WORK INSTRUCTIONS: Below are records to be repeated in full. Give them exactly.

RECORDED INFORMATION:
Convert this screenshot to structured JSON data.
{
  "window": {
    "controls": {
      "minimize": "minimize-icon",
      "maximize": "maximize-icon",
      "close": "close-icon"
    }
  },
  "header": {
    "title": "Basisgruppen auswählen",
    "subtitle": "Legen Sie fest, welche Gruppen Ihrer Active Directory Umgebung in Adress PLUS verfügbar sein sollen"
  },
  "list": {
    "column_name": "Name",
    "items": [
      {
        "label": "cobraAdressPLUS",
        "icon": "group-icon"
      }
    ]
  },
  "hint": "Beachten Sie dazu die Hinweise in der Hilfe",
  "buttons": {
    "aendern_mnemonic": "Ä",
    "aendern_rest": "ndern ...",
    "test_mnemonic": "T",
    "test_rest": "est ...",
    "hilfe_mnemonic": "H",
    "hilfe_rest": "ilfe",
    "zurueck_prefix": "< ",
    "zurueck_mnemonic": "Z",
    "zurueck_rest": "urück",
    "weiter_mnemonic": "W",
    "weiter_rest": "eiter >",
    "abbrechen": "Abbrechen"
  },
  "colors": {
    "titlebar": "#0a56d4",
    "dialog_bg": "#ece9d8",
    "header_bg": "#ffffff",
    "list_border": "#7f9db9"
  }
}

EXERCISE SOLUTION:
Convert this screenshot to structured JSON data.
{
  "window": {
    "controls": {
      "minimize": "minimize-icon",
      "maximize": "maximize-icon",
      "close": "close-icon"
    }
  },
  "header": {
    "title": "Basisgruppen auswählen",
    "subtitle": "Legen Sie fest, welche Gruppen Ihrer Active Directory Umgebung in Adress PLUS verfügbar sein sollen"
  },
  "list": {
    "column_name": "Name",
    "items": [
      {
        "label": "cobraAdressPLUS",
        "icon": "group-icon"
      }
    ]
  },
  "hint": "Beachten Sie dazu die Hinweise in der Hilfe",
  "buttons": {
    "aendern_mnemonic": "Ä",
    "aendern_rest": "ndern ...",
    "test_mnemonic": "T",
    "test_rest": "est ...",
    "hilfe_mnemonic": "H",
    "hilfe_rest": "ilfe",
    "zurueck_prefix": "< ",
    "zurueck_mnemonic": "Z",
    "zurueck_rest": "urück",
    "weiter_mnemonic": "W",
    "weiter_rest": "eiter >",
    "abbrechen": "Abbrechen"
  },
  "colors": {
    "titlebar": "#0a56d4",
    "dialog_bg": "#ece9d8",
    "header_bg": "#ffffff",
    "list_border": "#7f9db9"
  }
}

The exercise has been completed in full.